I know that these struggles do not make me unique. Most marriages go through the trial of routine, where everything is no longer new, but the love must persist nonetheless. My situation is no different and no more dire. But, ultimately, the purpose of a retreat is not to solve every problem, but simply to be honest and transparent with Jesus, to make sure any building resentment gets expressed to him so that he can begin to deal with it in my heart.
And the Lord did not give me any solutions. Which makes bringing this homily to a close somewhat problematic. But a couple of reflections might suffice.
First, I need to be honest with myself and my parishioners about how completely desperate I feel most of the time. I really do think that everything is on fire, and that belief makes me feel frustrated about anything that is not a radical and sweeping change. And yet, many of you probably think that things are mostly fine, and that radical change is not necessary. And that is okay. It is my job to be in conversation with my parishioners, trying to bridge the gap between where they are at and where I am at. And it would be unfair to you if I preached a “sky is falling” homily every weekend. But the result of all of this is that I am always going to feel like we are moving too slow, and most of you are going to feel like I am pushing too hard, and we will always be in that tension. And knowing that about each other, maybe we can bring that to Jesus and move forward together.
Second, I am going to continue to enable and empower as many parishioners as I can to own and run the ministries of the parish. I often feel frustrated because I am doing a bunch of stuff that I do not really care about, even though it may be an important or necessary parish ministry. I also believe that Jesus takes care of his Church, and that if something is an important or necessary ministry, he has already given our parish someone who is passionate about that ministry. It is my job to help people fall more and more in love with Jesus until these passions reveal themselves and these people are inspired to give their time and talents to the Lord. It is many gifts but the same Spirit. We already have these gifts, we just need to tap into them. Yes, the priest needs to coordinate the efforts of his parishioners, but if the Lord is inspiring you to serve in some way, I am going to find every way I can to let that inspiration run its course. Not only would you likely be doing me a favor, but you would be helping God carry out his plan for our parish.
Finally, and this is the one that will be hardest for me to maintain and not forget, I think it is important for you to hear from your priest about his personal relationship with Jesus. It is so easy for me to teach, or to encourage, or to challenge. But you rarely get to hear about the fact that, for me, Jesus is an active person in my life whom I love.
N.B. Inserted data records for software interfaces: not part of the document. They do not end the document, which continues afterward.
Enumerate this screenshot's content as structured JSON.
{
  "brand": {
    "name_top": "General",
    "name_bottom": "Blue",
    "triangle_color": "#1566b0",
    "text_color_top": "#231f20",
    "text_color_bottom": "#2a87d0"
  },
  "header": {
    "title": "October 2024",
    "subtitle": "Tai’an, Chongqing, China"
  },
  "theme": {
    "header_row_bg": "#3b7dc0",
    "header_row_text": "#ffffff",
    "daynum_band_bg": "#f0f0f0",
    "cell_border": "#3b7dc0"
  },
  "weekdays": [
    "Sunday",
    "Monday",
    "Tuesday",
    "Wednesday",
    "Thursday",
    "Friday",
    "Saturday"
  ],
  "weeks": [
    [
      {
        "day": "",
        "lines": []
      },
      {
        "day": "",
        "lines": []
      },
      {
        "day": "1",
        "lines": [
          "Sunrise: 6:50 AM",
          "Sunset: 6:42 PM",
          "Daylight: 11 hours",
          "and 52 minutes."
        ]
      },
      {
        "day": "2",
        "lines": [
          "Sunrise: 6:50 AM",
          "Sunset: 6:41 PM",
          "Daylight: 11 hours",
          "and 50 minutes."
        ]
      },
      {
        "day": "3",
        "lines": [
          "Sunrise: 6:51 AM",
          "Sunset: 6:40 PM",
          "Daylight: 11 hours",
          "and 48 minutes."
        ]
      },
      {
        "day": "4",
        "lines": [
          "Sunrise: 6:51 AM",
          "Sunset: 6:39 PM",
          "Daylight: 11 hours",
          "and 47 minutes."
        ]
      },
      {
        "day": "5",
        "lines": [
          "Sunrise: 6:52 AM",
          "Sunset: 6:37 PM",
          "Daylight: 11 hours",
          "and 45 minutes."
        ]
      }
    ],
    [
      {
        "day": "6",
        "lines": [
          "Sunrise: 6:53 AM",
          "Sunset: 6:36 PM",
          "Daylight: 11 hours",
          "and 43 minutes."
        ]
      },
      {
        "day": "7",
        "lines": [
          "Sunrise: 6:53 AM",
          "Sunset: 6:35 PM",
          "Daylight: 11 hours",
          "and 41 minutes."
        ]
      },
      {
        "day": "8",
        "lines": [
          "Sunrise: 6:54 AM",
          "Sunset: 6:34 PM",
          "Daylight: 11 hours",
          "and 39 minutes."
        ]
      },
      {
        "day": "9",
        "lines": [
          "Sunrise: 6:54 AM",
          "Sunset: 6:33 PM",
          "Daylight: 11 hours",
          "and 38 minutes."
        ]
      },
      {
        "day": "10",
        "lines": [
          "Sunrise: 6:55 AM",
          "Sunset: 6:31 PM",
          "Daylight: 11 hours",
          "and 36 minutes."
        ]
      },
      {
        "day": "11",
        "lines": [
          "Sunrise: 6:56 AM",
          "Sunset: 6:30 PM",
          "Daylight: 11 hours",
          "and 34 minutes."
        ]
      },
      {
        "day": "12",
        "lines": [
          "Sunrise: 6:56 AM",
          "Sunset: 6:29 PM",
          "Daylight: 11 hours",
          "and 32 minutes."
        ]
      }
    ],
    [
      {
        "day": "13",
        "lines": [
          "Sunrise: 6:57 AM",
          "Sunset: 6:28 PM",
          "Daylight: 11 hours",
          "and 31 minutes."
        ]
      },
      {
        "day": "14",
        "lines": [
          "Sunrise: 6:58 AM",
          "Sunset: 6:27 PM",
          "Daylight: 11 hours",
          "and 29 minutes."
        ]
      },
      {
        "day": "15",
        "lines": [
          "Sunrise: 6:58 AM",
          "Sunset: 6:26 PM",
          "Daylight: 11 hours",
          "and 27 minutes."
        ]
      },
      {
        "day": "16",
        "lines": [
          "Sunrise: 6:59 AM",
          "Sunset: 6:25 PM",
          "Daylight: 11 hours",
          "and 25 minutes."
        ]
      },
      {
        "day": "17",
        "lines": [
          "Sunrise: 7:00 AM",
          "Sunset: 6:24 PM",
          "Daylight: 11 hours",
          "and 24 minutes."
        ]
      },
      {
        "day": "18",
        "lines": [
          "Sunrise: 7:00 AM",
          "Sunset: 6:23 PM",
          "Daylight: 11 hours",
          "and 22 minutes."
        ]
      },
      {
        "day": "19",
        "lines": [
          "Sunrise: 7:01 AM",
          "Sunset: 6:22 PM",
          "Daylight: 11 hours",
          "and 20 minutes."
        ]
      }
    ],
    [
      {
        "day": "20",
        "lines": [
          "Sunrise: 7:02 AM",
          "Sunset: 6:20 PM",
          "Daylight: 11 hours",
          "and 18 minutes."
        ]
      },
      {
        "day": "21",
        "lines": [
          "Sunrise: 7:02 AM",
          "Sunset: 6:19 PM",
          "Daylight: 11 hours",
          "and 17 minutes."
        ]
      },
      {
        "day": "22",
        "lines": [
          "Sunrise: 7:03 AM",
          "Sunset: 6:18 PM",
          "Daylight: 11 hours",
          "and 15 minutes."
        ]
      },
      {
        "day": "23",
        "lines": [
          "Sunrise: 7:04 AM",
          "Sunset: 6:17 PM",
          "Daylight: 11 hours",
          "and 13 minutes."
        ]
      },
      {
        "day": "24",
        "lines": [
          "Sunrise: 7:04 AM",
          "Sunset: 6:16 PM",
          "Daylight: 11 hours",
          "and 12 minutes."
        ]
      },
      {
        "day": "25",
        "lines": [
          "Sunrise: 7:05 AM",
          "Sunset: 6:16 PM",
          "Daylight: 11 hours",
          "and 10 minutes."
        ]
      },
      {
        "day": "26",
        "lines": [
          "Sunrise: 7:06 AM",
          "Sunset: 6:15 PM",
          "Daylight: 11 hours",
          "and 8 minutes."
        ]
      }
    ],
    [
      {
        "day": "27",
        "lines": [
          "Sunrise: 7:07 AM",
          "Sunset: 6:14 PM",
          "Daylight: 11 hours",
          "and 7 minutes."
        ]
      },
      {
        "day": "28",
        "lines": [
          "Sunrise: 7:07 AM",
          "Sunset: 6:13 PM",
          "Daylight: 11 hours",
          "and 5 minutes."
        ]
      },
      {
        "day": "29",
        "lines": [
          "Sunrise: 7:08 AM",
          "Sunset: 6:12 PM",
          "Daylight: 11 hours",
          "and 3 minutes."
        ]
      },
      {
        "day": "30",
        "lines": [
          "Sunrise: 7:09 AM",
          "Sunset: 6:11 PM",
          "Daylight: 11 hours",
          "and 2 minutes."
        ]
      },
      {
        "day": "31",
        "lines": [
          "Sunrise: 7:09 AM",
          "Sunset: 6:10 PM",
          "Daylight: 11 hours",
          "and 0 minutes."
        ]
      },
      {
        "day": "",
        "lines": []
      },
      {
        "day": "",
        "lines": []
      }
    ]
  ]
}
He and I have a continual dialogue. He regularly asks me to do things that I do not enjoy, and I am very often upset with him. But I have given my life to Jesus, and I love him with my entire being, and I have never regretted that.
So this is where I am with Jesus. I hope that, even when it is maddening and frustrating, you, too, can have a deep and profound relationship with Jesus. In the end, nothing else really matters.